[EXERCISE AIM] Go through the material and copy each line in which the word "coefficients" shows up.

[SUPPLIED MATERIAL]
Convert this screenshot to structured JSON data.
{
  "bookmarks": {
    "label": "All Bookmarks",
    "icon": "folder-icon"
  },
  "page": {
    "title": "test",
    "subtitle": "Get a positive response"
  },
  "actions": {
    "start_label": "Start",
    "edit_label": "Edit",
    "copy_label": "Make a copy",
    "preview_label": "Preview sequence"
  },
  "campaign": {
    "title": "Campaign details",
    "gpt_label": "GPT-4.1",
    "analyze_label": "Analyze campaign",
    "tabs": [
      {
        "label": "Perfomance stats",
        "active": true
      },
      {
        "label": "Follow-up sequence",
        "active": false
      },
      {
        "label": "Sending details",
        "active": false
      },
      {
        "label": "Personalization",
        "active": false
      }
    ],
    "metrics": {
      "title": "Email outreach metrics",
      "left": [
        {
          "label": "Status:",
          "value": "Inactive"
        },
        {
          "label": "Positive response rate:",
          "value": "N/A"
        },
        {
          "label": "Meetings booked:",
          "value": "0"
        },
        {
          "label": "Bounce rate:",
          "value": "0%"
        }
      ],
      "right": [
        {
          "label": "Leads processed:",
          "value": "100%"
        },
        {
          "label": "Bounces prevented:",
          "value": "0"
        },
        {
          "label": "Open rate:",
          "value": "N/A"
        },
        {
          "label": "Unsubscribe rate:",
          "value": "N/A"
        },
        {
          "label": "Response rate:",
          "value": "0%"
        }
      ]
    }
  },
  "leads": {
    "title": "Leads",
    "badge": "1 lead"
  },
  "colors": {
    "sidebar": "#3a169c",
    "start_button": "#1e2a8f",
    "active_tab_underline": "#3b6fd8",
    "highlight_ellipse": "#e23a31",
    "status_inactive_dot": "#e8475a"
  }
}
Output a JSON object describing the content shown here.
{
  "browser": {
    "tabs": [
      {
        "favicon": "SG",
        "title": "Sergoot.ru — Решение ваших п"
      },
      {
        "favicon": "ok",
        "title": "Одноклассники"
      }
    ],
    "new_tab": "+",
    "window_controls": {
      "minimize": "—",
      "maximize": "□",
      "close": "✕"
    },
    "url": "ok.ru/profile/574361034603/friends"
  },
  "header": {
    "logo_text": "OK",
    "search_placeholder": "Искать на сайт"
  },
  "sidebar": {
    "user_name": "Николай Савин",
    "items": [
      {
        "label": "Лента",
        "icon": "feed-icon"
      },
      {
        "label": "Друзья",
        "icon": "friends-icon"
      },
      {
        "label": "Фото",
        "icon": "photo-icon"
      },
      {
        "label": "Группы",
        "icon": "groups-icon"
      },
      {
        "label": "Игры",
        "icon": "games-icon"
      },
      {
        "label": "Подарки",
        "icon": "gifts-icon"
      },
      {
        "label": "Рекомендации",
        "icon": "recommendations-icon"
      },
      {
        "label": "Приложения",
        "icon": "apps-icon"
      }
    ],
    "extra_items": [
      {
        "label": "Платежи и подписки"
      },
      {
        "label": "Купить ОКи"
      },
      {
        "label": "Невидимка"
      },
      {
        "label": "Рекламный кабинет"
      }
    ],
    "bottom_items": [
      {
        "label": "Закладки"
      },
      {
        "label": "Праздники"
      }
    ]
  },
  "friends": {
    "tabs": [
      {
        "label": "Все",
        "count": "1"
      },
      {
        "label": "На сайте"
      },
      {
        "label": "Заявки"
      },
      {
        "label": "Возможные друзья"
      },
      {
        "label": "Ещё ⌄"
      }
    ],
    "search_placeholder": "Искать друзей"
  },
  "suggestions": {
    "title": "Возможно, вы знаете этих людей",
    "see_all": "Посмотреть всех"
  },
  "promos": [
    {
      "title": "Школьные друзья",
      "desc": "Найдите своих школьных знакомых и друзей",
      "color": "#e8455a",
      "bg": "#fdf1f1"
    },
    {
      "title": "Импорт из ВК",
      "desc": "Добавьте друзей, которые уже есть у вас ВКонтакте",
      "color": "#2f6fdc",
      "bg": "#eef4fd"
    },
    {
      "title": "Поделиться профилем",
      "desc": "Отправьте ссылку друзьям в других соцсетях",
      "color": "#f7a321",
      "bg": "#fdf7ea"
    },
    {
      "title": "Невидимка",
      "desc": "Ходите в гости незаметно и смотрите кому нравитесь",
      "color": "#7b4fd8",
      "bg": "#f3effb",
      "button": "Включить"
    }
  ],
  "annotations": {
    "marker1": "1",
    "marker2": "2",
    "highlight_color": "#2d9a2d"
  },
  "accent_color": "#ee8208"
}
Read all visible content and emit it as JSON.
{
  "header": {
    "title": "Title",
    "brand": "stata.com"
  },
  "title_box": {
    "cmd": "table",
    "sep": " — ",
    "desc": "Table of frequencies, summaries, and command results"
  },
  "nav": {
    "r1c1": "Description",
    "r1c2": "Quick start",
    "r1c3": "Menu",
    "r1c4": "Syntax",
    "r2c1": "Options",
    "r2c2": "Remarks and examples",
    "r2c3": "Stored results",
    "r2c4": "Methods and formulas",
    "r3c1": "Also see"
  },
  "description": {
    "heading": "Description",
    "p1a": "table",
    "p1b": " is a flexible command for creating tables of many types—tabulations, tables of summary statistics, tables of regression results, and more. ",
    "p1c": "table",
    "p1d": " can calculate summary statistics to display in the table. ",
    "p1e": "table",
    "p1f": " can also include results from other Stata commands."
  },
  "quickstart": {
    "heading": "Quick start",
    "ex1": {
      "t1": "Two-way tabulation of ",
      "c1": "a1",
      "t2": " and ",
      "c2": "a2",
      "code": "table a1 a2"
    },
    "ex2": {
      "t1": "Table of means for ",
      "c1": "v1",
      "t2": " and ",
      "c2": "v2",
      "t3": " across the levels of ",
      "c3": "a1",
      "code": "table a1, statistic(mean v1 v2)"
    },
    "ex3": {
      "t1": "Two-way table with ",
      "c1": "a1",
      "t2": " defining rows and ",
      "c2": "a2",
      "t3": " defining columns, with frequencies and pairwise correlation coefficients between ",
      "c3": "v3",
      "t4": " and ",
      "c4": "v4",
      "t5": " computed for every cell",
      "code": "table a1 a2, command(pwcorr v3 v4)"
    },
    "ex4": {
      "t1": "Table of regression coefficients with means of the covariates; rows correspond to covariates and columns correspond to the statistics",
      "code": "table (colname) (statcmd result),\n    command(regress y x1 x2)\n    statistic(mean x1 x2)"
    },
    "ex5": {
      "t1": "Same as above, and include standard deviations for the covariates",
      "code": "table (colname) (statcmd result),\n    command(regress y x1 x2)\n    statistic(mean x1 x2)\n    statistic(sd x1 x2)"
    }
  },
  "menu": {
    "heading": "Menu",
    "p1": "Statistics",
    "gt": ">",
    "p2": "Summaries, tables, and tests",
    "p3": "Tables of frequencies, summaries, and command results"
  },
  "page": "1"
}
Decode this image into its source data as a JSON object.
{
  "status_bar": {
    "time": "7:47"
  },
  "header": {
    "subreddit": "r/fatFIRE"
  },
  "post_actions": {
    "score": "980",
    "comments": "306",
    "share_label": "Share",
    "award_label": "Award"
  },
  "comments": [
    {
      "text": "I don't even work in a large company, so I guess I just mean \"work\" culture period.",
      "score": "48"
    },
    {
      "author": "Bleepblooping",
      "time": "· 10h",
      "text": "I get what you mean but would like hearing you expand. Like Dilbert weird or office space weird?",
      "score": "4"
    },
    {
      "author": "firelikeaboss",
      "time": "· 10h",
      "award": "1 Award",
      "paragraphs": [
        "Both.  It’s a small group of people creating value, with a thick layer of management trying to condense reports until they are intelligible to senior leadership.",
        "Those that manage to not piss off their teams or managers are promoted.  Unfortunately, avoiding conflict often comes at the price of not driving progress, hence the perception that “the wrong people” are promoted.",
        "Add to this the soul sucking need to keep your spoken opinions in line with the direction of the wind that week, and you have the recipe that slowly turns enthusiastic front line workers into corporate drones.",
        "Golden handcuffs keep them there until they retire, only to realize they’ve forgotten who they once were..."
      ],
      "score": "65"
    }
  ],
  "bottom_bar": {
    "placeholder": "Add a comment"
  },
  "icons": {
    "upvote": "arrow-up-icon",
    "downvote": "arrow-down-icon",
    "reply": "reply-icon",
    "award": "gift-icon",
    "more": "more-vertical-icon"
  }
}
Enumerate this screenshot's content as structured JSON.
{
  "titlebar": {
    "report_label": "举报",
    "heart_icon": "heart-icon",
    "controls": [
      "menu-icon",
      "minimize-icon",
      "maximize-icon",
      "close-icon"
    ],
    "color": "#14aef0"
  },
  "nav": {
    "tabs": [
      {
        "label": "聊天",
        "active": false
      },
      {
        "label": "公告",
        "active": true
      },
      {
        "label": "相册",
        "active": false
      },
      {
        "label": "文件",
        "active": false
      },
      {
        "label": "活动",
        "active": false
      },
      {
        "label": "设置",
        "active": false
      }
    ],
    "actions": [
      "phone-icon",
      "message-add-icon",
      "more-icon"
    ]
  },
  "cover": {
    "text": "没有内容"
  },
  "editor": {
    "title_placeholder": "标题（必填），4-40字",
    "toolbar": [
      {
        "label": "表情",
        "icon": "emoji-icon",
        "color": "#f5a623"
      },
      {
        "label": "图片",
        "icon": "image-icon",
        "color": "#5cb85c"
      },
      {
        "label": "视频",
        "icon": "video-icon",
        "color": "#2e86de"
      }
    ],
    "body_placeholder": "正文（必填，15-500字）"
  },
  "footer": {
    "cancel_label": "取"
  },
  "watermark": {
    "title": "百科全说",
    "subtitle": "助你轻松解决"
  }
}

[RESPONSE FOR THIS EXERCISE]
      "t3": " defining columns, with frequencies and pairwise correlation coefficients between ",
      "t1": "Table of regression coefficients with means of the covariates; rows correspond to covariates and columns correspond to the statistics",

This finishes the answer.